Age (yrs) 33.80±9.18
Height (cm) 167.80±3.96
Weight (kg) 66.60±4.28
Table 6. Performance of male farmers during field
Average working heart rate
Average heart rate during rest
(beats/min) 81.2±5.59 78.8±7.39
Δ HR ( beats/min) 27.6 24.4
Output ( m2/hr) 149 168
Energy expenditure (kJ/s) 8.57 7.68
Cardiac cost (beats/m2 area covered) 11.15 8.71
Reduction in drudgery (%) - 10.38
Increase in efficiency (%) - 21.88
Bikash Sarkar, S.K. Singh, Rakesh Kumar, J.S. Mishra, Ajay Kumar, Vikash Yadav, R.B. Reddy and B.P. Bhatt
Table 3. Human energy requirement for weeders in SRI
Cono weeder 67.04 131.39
and 30 mm water depth, respectively in cono-weeder,
while in mandava-weeder; they were 89.38 N and
61.14 N, respectively (Table 4).
Ergonomics Evaluation: Ergonomic study was
carried out with 5 male workers for weeding in SRI.
Anthropometric rod and weighing balance were used
to measure the physical characteristics and stop
watch for recording time. Polar Heart Rate Monitor
(RS-400, Finland) was used for recording heart rate
of subject. To evaluate the weeding through

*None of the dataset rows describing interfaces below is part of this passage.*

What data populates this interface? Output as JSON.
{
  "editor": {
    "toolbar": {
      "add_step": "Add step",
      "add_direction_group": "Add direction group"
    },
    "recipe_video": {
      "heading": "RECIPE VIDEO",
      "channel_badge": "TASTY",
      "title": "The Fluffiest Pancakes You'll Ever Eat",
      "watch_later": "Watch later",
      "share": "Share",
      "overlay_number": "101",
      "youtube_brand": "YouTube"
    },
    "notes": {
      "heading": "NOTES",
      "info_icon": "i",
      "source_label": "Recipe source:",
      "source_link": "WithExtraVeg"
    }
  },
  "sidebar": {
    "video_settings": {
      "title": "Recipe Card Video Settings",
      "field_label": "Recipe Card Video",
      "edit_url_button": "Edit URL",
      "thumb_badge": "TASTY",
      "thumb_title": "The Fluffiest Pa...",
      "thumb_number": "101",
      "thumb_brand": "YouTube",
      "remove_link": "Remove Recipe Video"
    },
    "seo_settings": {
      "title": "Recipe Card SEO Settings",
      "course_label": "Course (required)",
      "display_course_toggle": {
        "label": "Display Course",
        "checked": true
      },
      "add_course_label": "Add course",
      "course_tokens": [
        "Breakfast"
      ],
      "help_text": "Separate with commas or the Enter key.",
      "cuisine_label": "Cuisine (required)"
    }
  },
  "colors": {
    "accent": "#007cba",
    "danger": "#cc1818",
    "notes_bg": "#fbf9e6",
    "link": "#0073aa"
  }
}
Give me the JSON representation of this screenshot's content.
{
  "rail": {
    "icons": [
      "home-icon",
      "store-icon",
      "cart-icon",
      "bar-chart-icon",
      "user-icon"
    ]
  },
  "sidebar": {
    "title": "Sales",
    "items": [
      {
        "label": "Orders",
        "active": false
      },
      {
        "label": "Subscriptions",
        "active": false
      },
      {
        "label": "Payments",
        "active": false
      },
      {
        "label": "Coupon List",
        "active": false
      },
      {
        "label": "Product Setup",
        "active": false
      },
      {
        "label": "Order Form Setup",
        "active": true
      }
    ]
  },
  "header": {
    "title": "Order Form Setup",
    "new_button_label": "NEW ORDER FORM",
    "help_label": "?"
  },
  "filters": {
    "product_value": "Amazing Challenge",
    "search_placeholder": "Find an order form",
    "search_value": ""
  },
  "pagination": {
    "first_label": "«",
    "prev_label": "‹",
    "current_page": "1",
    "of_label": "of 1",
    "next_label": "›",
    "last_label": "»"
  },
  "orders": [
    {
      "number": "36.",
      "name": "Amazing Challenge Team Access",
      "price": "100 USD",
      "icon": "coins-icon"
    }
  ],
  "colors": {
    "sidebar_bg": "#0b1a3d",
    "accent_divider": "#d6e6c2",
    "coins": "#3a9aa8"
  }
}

ergonomic point of view, 5 workers in age group of
21 to 46 yrs were selected and average age as 33.8
yrs, body height of 167.8 cm and weight 66.60 kg,
respectively (Table 5).
Physiological stress of weeding was determined
on the basis of parameters i.e. heart rate during work
and rest, energy expenditure and cardiac cost of
work while performing activity (Table 6).
There was 10.4% increase in working
efficiency with usage of the mandava weeder. The